(Dataset records)

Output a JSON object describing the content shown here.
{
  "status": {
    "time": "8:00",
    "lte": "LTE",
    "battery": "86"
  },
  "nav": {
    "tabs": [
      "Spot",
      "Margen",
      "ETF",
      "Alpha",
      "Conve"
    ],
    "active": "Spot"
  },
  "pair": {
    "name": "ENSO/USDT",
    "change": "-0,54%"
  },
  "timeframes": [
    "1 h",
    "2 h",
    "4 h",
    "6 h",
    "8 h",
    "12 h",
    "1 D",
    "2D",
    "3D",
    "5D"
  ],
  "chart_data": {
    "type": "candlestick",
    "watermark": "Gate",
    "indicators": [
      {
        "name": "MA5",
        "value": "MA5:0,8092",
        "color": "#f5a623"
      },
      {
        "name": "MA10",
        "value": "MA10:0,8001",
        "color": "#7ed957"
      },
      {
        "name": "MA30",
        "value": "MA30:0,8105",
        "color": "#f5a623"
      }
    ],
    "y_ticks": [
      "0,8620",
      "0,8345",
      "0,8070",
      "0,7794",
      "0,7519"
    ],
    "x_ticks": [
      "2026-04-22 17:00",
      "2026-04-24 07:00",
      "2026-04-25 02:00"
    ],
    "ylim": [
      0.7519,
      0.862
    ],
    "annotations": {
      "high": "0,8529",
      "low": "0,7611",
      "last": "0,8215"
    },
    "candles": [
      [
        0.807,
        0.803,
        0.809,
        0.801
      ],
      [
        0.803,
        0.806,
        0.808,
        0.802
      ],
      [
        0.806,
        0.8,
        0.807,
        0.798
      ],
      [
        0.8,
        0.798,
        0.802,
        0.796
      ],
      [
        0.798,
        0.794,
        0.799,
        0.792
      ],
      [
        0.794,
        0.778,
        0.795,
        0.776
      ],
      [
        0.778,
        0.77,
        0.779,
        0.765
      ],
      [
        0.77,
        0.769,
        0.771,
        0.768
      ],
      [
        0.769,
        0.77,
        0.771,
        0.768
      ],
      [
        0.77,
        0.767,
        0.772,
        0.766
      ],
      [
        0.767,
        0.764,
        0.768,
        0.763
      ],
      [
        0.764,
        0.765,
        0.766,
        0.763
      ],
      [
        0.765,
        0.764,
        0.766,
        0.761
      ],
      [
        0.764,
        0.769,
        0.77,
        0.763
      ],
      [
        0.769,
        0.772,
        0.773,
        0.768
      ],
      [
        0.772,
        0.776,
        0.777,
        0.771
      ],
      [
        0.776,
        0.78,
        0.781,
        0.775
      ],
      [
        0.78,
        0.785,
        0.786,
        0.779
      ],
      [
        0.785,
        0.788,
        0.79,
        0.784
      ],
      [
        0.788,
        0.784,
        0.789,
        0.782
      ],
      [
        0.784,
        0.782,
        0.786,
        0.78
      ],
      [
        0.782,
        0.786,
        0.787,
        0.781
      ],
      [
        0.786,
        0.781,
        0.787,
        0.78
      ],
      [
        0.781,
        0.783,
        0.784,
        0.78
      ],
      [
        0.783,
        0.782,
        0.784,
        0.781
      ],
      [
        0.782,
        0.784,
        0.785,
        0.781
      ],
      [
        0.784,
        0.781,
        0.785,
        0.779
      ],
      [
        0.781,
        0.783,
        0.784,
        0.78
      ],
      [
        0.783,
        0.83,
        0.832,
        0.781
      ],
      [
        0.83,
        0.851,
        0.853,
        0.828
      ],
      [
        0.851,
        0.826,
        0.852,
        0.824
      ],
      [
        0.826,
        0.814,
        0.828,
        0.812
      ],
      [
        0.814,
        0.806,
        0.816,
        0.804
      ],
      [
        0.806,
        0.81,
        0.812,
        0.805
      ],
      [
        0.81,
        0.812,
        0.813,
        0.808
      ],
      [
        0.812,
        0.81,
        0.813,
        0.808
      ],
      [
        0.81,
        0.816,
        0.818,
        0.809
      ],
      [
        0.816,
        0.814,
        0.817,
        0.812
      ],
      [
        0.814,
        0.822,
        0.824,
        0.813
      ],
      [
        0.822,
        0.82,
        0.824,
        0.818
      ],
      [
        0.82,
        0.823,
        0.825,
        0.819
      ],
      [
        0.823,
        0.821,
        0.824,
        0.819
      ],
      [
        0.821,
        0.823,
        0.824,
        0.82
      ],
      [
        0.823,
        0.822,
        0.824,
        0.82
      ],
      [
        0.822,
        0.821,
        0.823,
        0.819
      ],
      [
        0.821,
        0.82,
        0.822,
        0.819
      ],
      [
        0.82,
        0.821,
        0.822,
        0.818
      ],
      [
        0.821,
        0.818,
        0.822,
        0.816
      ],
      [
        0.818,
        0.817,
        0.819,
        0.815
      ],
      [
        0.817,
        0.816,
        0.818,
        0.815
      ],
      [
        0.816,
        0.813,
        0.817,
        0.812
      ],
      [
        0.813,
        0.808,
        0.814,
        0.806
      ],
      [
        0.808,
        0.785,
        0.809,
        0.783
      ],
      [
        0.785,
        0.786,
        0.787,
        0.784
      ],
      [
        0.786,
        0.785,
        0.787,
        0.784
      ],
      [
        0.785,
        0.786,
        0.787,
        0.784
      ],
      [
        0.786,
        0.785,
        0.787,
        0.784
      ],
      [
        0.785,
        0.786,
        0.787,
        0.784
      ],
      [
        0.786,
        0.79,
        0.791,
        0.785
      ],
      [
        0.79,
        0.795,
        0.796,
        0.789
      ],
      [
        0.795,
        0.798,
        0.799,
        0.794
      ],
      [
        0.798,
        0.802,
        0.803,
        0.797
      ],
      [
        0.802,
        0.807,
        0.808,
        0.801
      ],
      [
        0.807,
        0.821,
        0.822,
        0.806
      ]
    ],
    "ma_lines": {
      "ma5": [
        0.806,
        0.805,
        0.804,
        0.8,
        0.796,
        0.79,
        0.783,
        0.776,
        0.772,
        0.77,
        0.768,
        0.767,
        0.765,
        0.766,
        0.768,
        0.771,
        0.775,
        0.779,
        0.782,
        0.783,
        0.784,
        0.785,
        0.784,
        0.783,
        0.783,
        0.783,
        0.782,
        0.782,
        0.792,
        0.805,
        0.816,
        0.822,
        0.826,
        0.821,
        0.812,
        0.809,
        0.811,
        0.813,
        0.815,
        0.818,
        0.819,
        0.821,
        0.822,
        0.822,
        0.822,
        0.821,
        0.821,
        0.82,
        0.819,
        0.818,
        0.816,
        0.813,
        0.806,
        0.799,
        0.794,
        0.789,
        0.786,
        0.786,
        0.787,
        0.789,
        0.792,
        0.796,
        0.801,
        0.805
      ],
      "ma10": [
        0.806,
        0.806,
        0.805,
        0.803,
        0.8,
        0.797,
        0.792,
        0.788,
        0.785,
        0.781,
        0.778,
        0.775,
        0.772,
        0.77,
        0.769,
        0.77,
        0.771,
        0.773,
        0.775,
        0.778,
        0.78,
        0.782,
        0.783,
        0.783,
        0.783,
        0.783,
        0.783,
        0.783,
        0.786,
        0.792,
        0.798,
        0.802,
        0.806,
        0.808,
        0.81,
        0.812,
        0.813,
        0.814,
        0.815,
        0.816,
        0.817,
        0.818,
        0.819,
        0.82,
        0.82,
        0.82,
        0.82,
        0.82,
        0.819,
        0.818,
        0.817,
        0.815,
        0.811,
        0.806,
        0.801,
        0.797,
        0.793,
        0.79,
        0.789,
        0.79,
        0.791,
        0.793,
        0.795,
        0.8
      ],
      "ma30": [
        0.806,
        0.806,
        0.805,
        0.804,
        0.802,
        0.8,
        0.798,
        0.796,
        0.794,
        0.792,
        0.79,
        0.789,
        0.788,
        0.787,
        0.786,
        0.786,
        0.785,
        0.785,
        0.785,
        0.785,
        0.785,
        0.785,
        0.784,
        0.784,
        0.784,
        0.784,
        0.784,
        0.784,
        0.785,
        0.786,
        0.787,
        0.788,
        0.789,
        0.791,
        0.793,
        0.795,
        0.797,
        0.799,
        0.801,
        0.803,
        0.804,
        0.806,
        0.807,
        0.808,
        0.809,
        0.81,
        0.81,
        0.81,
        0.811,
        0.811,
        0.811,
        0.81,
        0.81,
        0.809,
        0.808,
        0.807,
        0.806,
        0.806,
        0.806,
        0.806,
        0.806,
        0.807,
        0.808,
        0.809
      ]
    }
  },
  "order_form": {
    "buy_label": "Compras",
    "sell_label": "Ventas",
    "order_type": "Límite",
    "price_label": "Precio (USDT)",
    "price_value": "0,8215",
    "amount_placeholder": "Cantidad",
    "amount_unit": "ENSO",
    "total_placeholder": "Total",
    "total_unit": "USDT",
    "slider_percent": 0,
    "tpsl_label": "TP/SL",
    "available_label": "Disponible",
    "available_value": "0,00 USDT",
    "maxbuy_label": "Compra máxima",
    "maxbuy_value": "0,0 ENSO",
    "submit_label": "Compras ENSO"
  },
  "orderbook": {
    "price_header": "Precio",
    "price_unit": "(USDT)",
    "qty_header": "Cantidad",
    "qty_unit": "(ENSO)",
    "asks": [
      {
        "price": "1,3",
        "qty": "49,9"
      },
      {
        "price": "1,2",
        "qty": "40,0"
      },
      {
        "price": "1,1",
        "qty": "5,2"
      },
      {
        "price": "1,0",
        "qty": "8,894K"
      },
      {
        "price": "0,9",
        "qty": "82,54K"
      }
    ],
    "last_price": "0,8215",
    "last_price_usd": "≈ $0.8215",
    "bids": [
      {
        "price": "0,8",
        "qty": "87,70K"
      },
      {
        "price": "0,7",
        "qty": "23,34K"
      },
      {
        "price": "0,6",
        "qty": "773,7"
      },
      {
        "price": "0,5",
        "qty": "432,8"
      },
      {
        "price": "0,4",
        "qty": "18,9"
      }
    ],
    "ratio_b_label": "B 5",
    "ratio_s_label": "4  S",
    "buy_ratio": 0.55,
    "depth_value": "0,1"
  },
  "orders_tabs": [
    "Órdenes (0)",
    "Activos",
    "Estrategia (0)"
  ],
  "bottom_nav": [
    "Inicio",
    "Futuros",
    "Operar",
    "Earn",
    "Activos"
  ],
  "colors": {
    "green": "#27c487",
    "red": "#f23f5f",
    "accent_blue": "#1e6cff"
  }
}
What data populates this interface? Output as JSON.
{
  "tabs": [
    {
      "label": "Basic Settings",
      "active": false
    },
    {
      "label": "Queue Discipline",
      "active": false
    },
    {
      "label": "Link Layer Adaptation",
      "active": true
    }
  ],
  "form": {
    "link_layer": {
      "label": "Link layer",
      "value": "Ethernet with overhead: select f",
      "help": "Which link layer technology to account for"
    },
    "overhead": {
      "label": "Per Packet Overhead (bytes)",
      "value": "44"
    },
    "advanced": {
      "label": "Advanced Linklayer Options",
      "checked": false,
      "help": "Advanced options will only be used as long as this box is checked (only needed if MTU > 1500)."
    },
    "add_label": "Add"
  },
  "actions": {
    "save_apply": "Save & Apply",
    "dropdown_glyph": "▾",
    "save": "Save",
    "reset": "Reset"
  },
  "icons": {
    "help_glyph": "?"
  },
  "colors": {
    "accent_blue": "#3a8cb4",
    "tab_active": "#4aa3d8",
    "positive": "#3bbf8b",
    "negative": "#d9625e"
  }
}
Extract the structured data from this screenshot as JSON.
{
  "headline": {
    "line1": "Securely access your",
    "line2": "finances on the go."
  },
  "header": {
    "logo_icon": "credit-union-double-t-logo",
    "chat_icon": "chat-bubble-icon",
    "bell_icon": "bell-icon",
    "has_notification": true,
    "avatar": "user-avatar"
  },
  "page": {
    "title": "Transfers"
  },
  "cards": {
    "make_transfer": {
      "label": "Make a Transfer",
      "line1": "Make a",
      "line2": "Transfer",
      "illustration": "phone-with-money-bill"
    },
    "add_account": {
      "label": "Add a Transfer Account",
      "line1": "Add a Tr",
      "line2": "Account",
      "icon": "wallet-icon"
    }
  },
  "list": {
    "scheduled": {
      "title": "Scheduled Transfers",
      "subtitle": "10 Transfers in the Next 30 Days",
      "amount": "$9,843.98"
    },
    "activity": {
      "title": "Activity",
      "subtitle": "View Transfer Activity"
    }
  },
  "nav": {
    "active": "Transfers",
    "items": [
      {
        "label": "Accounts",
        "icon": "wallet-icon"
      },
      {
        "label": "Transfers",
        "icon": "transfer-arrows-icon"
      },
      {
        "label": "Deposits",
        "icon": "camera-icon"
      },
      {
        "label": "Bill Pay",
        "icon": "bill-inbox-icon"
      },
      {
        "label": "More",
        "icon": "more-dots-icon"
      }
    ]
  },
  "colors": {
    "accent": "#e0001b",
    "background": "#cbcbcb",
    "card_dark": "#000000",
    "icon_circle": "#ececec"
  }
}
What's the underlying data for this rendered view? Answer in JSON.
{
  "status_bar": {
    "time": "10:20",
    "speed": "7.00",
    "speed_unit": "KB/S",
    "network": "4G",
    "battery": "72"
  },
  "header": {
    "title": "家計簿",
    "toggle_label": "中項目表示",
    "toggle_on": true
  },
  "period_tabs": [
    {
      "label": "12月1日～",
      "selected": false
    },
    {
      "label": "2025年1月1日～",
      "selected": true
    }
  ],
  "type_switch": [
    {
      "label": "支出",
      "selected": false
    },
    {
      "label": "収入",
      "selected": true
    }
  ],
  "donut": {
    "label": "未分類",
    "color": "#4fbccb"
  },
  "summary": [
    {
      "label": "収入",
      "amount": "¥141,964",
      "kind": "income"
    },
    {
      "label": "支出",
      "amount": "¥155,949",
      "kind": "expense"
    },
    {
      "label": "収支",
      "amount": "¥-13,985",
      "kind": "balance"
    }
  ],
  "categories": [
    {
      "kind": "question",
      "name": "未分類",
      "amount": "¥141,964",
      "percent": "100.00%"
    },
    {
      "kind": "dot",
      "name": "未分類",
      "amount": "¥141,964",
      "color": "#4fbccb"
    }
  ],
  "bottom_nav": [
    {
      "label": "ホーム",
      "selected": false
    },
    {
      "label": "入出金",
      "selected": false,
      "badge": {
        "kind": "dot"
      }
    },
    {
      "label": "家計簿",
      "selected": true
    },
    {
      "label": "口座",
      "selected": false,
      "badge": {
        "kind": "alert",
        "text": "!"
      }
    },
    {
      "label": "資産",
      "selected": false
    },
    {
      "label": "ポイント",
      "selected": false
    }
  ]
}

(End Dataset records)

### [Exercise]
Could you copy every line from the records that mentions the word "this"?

### [Exercise output]
What data populates this interface? Output as JSON.
      "help": "Advanced options will only be used as long as this box is checked (only needed if MTU > 1500)."
Extract the structured data from this screenshot as JSON.
What's the underlying data for this rendered view? Answer in JSON.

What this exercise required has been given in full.